[Records from a data collection]
§ §

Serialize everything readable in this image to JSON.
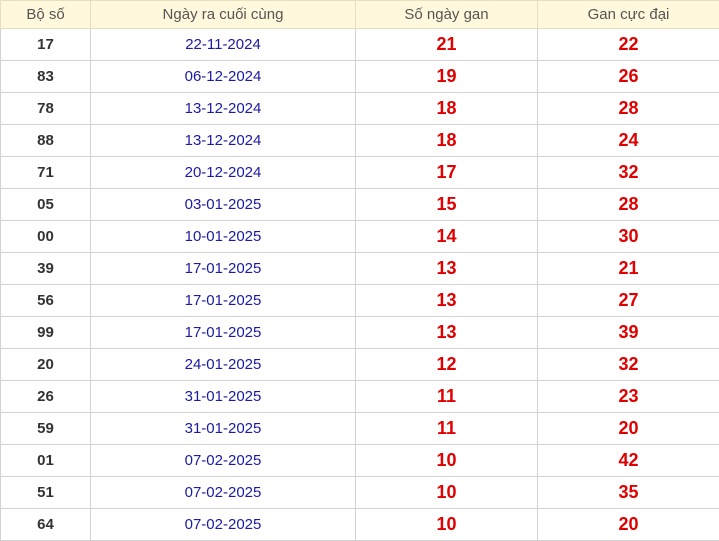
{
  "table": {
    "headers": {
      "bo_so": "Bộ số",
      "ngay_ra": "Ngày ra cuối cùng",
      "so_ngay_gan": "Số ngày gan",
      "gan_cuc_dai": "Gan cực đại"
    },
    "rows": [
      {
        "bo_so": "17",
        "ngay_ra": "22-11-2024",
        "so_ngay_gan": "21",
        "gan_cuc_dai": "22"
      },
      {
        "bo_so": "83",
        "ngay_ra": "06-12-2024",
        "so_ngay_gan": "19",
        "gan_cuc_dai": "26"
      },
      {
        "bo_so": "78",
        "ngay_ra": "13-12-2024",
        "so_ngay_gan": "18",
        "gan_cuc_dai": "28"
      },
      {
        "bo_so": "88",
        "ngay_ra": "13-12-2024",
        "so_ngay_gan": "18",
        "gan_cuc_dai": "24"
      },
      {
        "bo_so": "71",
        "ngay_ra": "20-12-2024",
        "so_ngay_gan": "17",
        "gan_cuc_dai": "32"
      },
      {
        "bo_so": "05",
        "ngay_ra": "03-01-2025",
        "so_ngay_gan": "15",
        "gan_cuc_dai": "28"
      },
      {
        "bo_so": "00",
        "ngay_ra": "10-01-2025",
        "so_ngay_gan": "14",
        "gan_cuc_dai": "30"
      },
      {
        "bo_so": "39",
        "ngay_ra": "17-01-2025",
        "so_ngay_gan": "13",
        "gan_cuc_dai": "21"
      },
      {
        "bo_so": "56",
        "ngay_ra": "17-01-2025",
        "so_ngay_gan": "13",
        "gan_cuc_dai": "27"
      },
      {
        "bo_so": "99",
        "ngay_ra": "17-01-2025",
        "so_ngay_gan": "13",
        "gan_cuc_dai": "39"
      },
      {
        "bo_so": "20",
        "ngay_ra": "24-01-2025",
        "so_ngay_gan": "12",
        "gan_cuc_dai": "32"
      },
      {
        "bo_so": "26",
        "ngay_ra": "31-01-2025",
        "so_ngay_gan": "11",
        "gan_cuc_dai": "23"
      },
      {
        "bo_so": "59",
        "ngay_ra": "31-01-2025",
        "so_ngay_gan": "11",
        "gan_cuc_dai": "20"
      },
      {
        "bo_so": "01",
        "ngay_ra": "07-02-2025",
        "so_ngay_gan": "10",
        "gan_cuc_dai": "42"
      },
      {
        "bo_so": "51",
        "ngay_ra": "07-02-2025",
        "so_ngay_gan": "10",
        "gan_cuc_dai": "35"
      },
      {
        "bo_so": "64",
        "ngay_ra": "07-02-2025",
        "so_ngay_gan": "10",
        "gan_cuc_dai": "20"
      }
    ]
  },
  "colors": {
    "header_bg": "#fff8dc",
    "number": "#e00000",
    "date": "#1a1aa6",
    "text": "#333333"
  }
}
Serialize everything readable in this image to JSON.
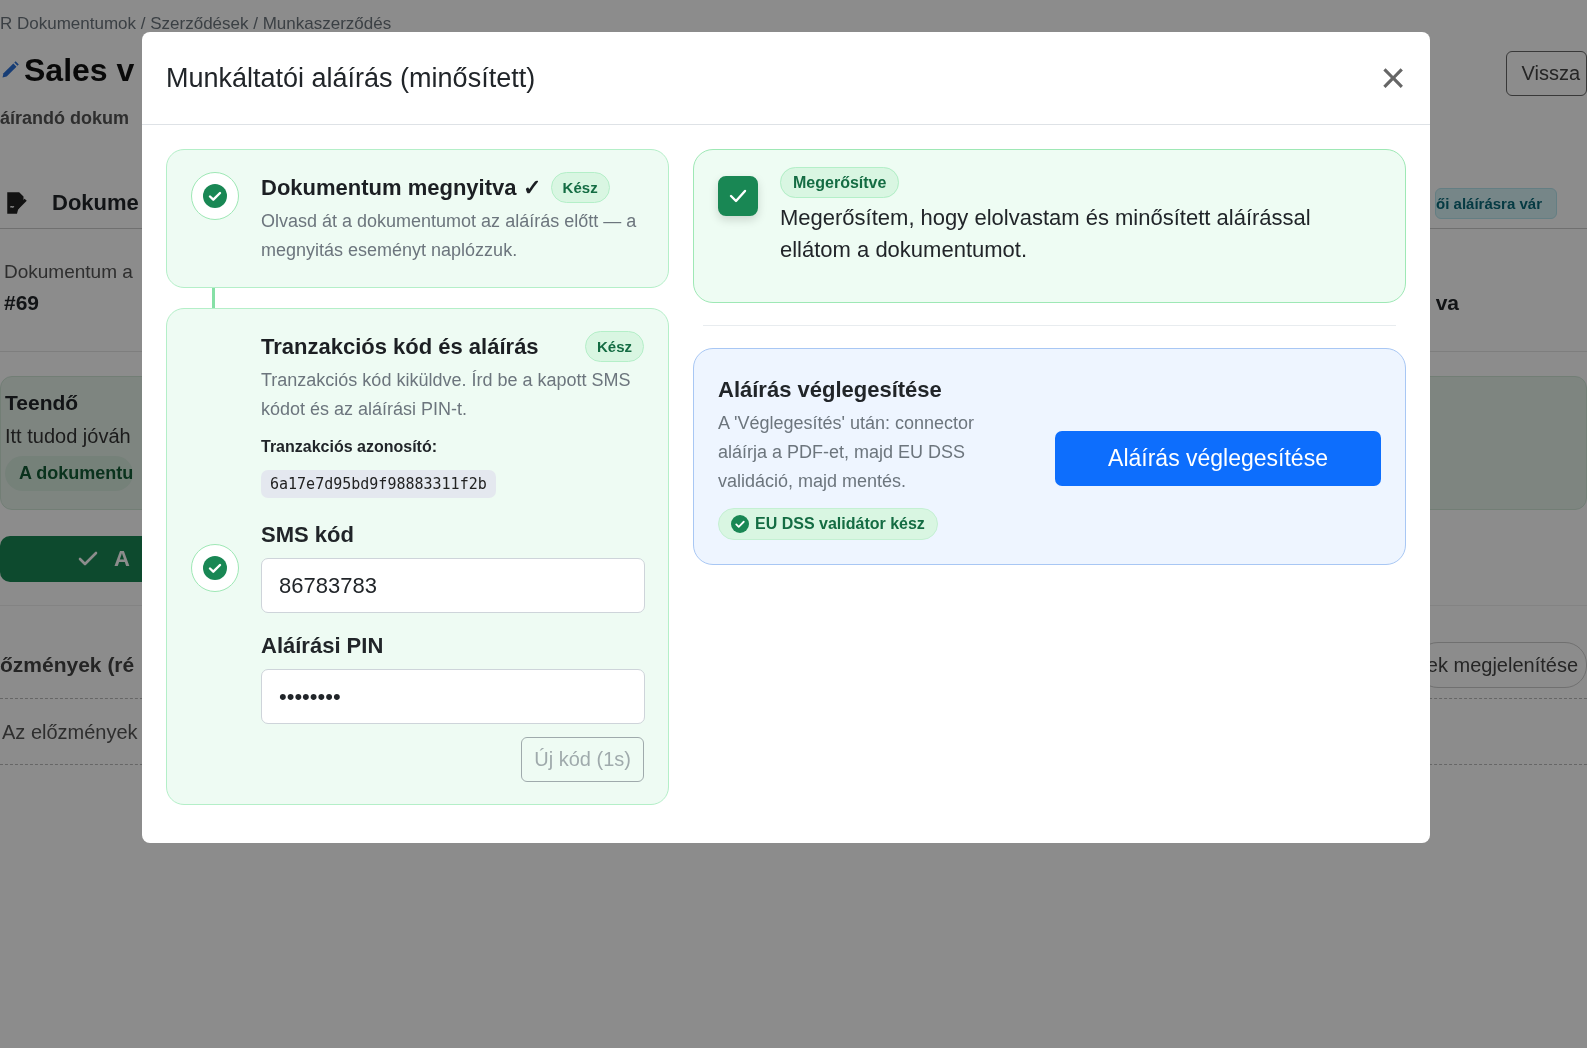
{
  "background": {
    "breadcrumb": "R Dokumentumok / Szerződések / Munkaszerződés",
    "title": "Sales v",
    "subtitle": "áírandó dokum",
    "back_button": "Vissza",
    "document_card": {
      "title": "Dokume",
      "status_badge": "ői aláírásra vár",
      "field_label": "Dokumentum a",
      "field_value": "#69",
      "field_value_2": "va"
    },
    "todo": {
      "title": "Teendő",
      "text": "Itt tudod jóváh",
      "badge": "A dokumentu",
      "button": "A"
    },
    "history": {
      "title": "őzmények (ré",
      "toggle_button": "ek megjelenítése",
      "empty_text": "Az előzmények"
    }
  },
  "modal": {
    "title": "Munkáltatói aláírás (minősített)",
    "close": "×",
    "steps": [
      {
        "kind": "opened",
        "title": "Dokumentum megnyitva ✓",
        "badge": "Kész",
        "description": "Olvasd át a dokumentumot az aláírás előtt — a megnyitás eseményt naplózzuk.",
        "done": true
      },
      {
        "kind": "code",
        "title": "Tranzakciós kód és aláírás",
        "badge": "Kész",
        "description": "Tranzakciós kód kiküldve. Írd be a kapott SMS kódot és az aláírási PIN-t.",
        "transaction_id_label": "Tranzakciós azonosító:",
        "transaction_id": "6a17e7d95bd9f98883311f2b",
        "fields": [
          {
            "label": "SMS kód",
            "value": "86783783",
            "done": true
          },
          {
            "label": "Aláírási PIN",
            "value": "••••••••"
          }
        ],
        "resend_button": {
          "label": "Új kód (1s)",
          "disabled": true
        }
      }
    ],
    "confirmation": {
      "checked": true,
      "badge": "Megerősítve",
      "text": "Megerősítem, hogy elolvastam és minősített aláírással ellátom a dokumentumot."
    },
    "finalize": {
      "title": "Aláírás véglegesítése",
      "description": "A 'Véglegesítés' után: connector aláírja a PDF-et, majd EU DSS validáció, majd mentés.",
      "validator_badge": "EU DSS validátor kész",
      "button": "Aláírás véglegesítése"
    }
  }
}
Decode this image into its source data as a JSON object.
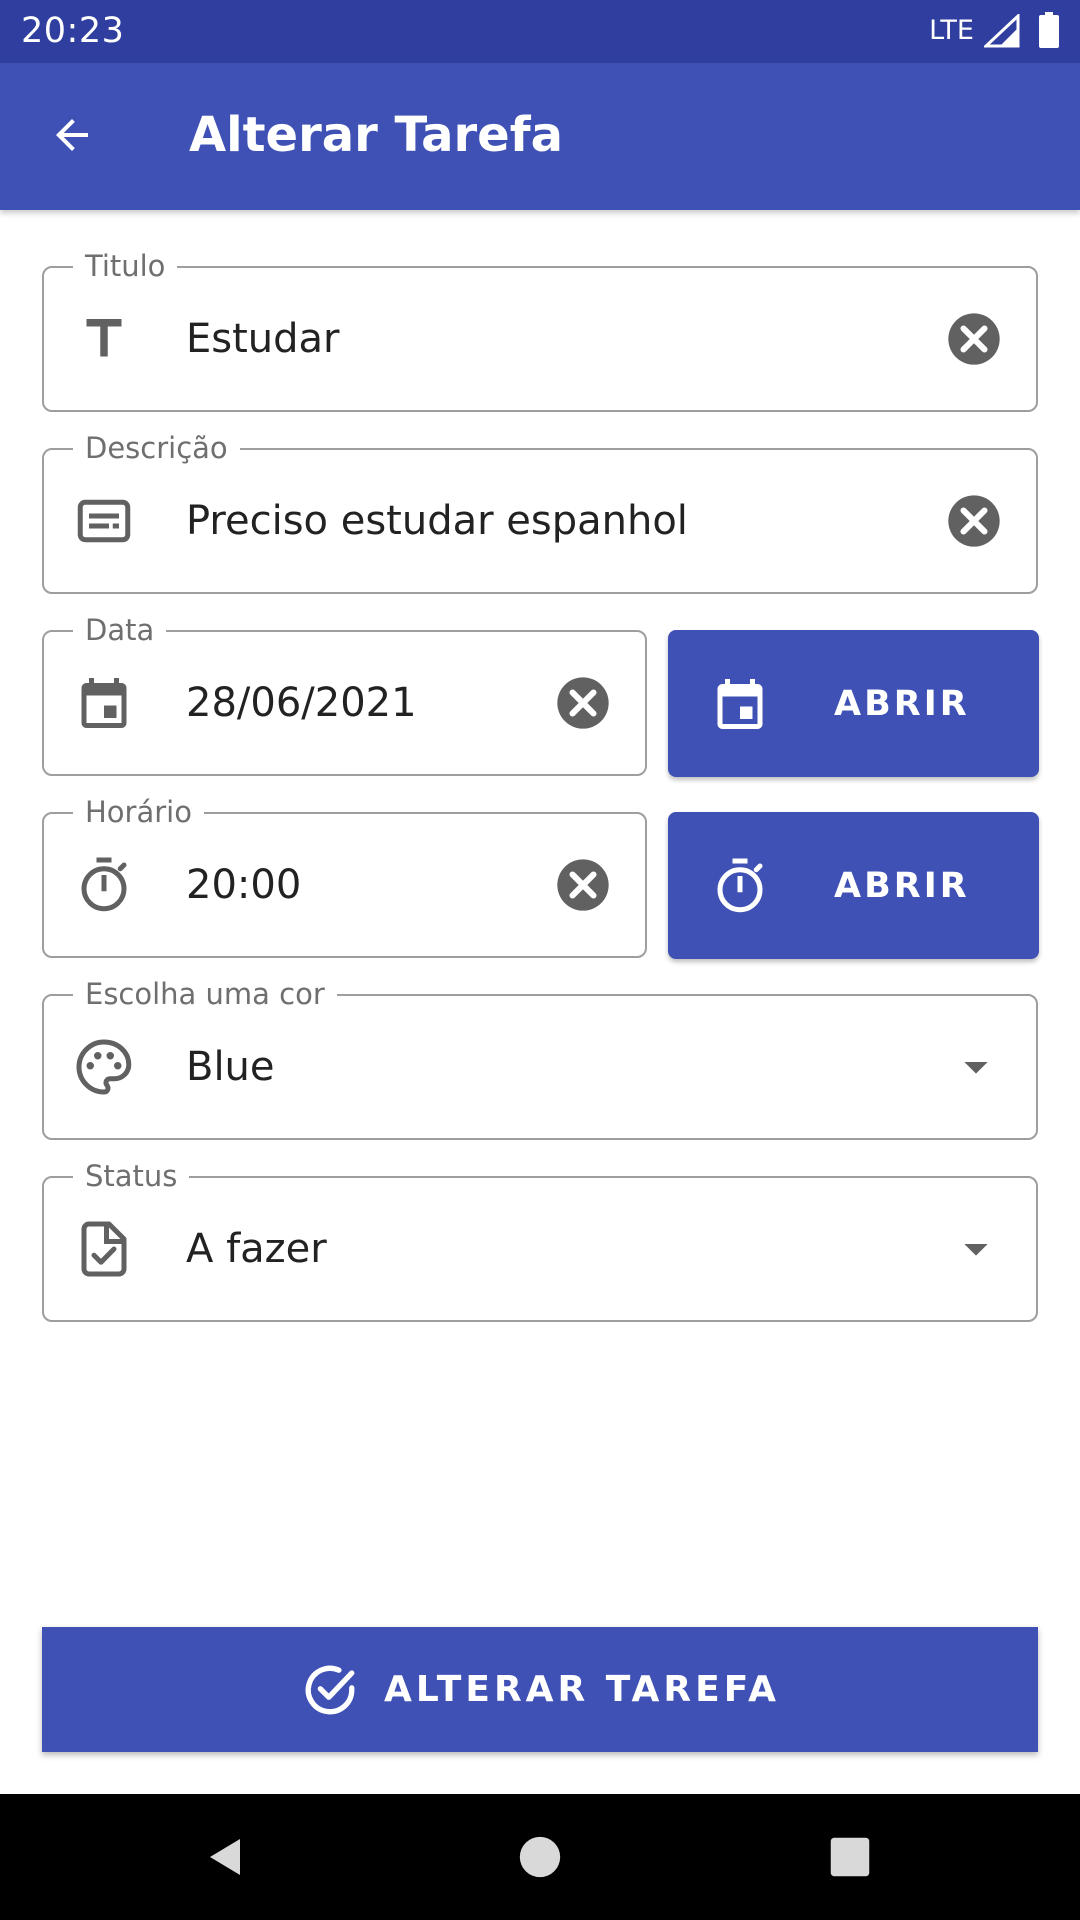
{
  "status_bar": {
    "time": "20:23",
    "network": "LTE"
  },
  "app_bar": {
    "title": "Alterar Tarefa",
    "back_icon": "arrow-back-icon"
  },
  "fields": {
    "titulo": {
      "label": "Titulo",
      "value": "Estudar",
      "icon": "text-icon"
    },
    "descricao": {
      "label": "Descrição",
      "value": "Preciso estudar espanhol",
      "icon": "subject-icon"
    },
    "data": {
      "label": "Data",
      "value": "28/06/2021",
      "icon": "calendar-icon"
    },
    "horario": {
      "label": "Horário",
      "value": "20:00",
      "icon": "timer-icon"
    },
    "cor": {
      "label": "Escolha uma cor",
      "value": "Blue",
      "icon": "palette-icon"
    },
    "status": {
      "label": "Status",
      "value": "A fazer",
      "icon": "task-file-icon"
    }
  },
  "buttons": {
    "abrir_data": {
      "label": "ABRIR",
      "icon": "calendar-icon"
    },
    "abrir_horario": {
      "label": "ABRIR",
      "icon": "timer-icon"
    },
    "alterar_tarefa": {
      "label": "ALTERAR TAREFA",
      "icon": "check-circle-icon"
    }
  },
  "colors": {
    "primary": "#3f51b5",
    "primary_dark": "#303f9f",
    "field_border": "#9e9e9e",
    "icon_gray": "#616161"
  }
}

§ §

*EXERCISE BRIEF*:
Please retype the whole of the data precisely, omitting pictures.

*SOLVED PROBLEM*:
Serialize everything readable in this image to JSON.
{
  "table": {
    "headers": {
      "bo_so": "Bộ số",
      "ngay_ra": "Ngày ra cuối cùng",
      "so_ngay_gan": "Số ngày gan",
      "gan_cuc_dai": "Gan cực đại"
    },
    "rows": [
      {
        "bo_so": "17",
        "ngay_ra": "22-11-2024",
        "so_ngay_gan": "21",
        "gan_cuc_dai": "22"
      },
      {
        "bo_so": "83",
        "ngay_ra": "06-12-2024",
        "so_ngay_gan": "19",
        "gan_cuc_dai": "26"
      },
      {
        "bo_so": "78",
        "ngay_ra": "13-12-2024",
        "so_ngay_gan": "18",
        "gan_cuc_dai": "28"
      },
      {
        "bo_so": "88",
        "ngay_ra": "13-12-2024",
        "so_ngay_gan": "18",
        "gan_cuc_dai": "24"
      },
      {
        "bo_so": "71",
        "ngay_ra": "20-12-2024",
        "so_ngay_gan": "17",
        "gan_cuc_dai": "32"
      },
      {
        "bo_so": "05",
        "ngay_ra": "03-01-2025",
        "so_ngay_gan": "15",
        "gan_cuc_dai": "28"
      },
      {
        "bo_so": "00",
        "ngay_ra": "10-01-2025",
        "so_ngay_gan": "14",
        "gan_cuc_dai": "30"
      },
      {
        "bo_so": "39",
        "ngay_ra": "17-01-2025",
        "so_ngay_gan": "13",
        "gan_cuc_dai": "21"
      },
      {
        "bo_so": "56",
        "ngay_ra": "17-01-2025",
        "so_ngay_gan": "13",
        "gan_cuc_dai": "27"
      },
      {
        "bo_so": "99",
        "ngay_ra": "17-01-2025",
        "so_ngay_gan": "13",
        "gan_cuc_dai": "39"
      },
      {
        "bo_so": "20",
        "ngay_ra": "24-01-2025",
        "so_ngay_gan": "12",
        "gan_cuc_dai": "32"
      },
      {
        "bo_so": "26",
        "ngay_ra": "31-01-2025",
        "so_ngay_gan": "11",
        "gan_cuc_dai": "23"
      },
      {
        "bo_so": "59",
        "ngay_ra": "31-01-2025",
        "so_ngay_gan": "11",
        "gan_cuc_dai": "20"
      },
      {
        "bo_so": "01",
        "ngay_ra": "07-02-2025",
        "so_ngay_gan": "10",
        "gan_cuc_dai": "42"
      },
      {
        "bo_so": "51",
        "ngay_ra": "07-02-2025",
        "so_ngay_gan": "10",
        "gan_cuc_dai": "35"
      },
      {
        "bo_so": "64",
        "ngay_ra": "07-02-2025",
        "so_ngay_gan": "10",
        "gan_cuc_dai": "20"
      }
    ]
  },
  "colors": {
    "header_bg": "#fff8dc",
    "number": "#e00000",
    "date": "#1a1aa6",
    "text": "#333333"
  }
}
Serialize everything readable in this image to JSON.
{
  "background": {
    "breadcrumb": "R Dokumentumok / Szerződések / Munkaszerződés",
    "title": "Sales v",
    "subtitle": "áírandó dokum",
    "back_button": "Vissza",
    "document_card": {
      "title": "Dokume",
      "status_badge": "ői aláírásra vár",
      "field_label": "Dokumentum a",
      "field_value": "#69",
      "field_value_2": "va"
    },
    "todo": {
      "title": "Teendő",
      "text": "Itt tudod jóváh",
      "badge": "A dokumentu",
      "button": "A"
    },
    "history": {
      "title": "őzmények (ré",
      "toggle_button": "ek megjelenítése",
      "empty_text": "Az előzmények"
    }
  },
  "modal": {
    "title": "Munkáltatói aláírás (minősített)",
    "close": "×",
    "steps": [
      {
        "kind": "opened",
        "title": "Dokumentum megnyitva ✓",
        "badge": "Kész",
        "description": "Olvasd át a dokumentumot az aláírás előtt — a megnyitás eseményt naplózzuk.",
        "done": true
      },
      {
        "kind": "code",
        "title": "Tranzakciós kód és aláírás",
        "badge": "Kész",
        "description": "Tranzakciós kód kiküldve. Írd be a kapott SMS kódot és az aláírási PIN-t.",
        "transaction_id_label": "Tranzakciós azonosító:",
        "transaction_id": "6a17e7d95bd9f98883311f2b",
        "fields": [
          {
            "label": "SMS kód",
            "value": "86783783",
            "done": true
          },
          {
            "label": "Aláírási PIN",
            "value": "••••••••"
          }
        ],
        "resend_button": {
          "label": "Új kód (1s)",
          "disabled": true
        }
      }
    ],
    "confirmation": {
      "checked": true,
      "badge": "Megerősítve",
      "text": "Megerősítem, hogy elolvastam és minősített aláírással ellátom a dokumentumot."
    },
    "finalize": {
      "title": "Aláírás véglegesítése",
      "description": "A 'Véglegesítés' után: connector aláírja a PDF-et, majd EU DSS validáció, majd mentés.",
      "validator_badge": "EU DSS validátor kész",
      "button": "Aláírás véglegesítése"
    }
  }
}
Decode this image into its source data as a JSON object.
{
  "status_bar": {
    "time": "20:23",
    "network": "LTE"
  },
  "app_bar": {
    "title": "Alterar Tarefa",
    "back_icon": "arrow-back-icon"
  },
  "fields": {
    "titulo": {
      "label": "Titulo",
      "value": "Estudar",
      "icon": "text-icon"
    },
    "descricao": {
      "label": "Descrição",
      "value": "Preciso estudar espanhol",
      "icon": "subject-icon"
    },
    "data": {
      "label": "Data",
      "value": "28/06/2021",
      "icon": "calendar-icon"
    },
    "horario": {
      "label": "Horário",
      "value": "20:00",
      "icon": "timer-icon"
    },
    "cor": {
      "label": "Escolha uma cor",
      "value": "Blue",
      "icon": "palette-icon"
    },
    "status": {
      "label": "Status",
      "value": "A fazer",
      "icon": "task-file-icon"
    }
  },
  "buttons": {
    "abrir_data": {
      "label": "ABRIR",
      "icon": "calendar-icon"
    },
    "abrir_horario": {
      "label": "ABRIR",
      "icon": "timer-icon"
    },
    "alterar_tarefa": {
      "label": "ALTERAR TAREFA",
      "icon": "check-circle-icon"
    }
  },
  "colors": {
    "primary": "#3f51b5",
    "primary_dark": "#303f9f",
    "field_border": "#9e9e9e",
    "icon_gray": "#616161"
  }
}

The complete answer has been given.